- **ACTION ITEM**
Look through the listing below and report the lines that have the word "selector" in them.

-*-*-

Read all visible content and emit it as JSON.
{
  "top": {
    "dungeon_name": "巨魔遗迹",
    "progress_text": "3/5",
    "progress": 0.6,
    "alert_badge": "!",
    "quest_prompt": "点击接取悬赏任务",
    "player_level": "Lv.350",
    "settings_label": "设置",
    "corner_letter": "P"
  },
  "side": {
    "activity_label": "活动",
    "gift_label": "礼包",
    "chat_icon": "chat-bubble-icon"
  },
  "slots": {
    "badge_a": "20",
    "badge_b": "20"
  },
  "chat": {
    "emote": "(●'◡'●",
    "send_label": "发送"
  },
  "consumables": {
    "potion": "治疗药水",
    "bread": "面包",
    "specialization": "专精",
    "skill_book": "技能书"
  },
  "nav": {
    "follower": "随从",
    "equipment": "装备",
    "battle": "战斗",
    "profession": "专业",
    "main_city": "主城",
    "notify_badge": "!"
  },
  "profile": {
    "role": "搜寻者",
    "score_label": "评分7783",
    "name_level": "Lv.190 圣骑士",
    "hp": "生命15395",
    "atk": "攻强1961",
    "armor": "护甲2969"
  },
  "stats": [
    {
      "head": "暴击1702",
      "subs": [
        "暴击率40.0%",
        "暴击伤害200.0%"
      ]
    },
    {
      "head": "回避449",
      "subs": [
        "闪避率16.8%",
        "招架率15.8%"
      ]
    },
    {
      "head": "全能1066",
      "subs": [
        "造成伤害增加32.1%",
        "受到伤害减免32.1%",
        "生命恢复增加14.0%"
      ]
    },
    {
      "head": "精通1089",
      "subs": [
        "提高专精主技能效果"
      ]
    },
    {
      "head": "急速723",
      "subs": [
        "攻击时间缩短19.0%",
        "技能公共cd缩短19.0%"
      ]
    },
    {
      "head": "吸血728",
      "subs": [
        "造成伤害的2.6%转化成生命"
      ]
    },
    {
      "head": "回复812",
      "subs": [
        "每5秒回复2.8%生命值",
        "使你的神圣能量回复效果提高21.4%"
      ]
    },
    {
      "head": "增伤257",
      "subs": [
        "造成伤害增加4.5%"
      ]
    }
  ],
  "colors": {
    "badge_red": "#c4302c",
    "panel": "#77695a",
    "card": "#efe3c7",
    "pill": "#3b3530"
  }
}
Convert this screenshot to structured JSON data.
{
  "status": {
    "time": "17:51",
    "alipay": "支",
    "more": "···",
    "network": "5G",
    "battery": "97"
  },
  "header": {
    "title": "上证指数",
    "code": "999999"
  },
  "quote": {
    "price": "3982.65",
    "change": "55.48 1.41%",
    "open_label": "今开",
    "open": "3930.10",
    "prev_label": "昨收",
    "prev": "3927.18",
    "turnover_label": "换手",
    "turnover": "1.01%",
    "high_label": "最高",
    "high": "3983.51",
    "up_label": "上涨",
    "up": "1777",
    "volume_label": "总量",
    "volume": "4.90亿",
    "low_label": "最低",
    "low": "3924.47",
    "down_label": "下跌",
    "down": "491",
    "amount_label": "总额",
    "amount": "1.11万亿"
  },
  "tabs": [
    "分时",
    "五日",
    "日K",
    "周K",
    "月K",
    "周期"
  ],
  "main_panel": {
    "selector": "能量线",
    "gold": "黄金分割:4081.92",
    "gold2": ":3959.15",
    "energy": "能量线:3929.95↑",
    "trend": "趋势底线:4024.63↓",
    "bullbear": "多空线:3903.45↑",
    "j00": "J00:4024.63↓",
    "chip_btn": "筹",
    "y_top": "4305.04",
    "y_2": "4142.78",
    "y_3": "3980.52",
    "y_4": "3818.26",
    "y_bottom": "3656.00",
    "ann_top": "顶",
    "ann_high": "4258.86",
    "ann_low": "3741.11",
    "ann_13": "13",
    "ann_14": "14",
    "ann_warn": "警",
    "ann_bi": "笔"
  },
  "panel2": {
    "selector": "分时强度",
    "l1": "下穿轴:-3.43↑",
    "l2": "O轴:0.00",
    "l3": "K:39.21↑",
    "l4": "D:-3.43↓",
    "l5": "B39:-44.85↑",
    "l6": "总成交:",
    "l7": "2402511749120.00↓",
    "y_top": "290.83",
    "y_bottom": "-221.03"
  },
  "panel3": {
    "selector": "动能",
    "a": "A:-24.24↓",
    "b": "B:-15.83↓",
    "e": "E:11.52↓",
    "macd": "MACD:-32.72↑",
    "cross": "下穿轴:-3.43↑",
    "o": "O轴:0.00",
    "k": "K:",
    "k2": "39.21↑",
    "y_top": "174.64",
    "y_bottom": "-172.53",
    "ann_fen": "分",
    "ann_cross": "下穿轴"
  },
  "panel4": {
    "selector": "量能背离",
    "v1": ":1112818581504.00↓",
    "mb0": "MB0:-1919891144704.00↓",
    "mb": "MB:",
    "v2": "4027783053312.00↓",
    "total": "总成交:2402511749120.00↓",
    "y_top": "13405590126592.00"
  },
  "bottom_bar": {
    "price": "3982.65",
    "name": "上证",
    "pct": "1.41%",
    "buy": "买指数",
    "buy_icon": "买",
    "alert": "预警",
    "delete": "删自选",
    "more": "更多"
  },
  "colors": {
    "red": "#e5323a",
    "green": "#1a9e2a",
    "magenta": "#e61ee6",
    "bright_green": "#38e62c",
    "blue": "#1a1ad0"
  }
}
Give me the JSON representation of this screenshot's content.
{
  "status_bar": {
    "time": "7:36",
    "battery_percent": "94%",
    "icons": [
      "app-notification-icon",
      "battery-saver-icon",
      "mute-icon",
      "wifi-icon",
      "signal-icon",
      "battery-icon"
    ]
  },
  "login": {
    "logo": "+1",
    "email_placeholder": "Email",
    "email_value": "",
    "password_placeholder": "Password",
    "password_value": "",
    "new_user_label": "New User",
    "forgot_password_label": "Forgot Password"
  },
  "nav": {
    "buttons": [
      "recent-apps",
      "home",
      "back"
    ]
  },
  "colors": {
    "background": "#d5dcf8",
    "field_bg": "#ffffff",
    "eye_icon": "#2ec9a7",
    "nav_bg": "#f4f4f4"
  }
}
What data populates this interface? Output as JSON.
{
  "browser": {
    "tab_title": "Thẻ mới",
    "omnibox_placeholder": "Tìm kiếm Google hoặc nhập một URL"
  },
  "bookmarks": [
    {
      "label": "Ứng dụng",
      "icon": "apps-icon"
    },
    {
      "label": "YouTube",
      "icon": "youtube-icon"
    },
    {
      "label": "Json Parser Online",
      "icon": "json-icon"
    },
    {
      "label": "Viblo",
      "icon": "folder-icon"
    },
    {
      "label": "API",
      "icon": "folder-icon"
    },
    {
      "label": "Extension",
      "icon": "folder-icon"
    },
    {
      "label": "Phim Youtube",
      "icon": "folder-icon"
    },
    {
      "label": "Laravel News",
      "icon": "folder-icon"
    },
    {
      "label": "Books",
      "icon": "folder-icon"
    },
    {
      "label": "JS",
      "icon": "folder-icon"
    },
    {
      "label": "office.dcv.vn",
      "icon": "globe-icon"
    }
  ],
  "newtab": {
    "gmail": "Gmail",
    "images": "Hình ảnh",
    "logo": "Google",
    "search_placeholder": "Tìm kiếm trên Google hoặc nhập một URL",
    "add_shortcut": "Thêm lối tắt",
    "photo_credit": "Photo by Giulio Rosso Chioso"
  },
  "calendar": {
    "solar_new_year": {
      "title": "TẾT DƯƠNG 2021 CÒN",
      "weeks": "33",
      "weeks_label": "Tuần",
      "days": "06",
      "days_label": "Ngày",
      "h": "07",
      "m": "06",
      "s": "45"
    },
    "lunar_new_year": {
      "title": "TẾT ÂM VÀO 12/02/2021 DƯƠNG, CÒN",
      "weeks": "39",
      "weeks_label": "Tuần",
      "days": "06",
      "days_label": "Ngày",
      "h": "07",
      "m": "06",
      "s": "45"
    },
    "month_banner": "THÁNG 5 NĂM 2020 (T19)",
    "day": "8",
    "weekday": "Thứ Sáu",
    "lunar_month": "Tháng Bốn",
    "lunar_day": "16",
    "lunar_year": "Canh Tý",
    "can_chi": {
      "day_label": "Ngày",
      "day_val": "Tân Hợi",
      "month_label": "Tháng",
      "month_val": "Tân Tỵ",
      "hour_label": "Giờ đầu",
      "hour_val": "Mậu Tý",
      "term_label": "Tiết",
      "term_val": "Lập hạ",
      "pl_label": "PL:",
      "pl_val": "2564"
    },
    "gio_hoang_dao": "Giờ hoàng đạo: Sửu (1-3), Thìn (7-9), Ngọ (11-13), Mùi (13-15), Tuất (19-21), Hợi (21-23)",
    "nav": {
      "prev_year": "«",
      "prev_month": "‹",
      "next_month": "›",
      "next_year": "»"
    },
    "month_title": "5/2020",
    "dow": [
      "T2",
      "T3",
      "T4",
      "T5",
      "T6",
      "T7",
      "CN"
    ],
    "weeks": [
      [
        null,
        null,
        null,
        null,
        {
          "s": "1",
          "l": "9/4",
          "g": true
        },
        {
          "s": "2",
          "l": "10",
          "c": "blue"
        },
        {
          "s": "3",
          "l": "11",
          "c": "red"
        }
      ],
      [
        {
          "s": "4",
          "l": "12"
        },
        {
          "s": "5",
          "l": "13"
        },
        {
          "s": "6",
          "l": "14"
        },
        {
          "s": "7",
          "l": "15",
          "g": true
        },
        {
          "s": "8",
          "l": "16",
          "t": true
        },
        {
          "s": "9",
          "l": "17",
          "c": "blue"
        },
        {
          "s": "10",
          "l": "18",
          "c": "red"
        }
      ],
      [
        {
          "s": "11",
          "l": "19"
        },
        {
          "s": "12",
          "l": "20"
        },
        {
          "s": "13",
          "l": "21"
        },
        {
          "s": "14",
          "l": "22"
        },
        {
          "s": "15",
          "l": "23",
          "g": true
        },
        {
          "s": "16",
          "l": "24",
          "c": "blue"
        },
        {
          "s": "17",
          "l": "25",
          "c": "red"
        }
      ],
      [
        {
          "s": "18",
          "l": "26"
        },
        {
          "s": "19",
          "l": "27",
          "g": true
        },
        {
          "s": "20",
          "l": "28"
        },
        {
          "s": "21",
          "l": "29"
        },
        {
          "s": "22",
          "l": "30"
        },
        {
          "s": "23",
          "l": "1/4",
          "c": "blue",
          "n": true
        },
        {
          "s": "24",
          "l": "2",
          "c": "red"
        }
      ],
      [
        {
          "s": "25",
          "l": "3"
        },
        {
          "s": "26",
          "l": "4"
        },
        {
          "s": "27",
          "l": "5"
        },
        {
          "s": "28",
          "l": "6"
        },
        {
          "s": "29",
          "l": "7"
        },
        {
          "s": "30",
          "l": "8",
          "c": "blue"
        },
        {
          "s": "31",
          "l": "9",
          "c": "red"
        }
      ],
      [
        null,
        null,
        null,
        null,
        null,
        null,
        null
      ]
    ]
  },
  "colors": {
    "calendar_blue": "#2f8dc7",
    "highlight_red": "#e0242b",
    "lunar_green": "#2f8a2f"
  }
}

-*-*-

- **SOLUTION BELOW**
    "selector": "能量线",
    "selector": "分时强度",
    "selector": "动能",
    "selector": "量能背离",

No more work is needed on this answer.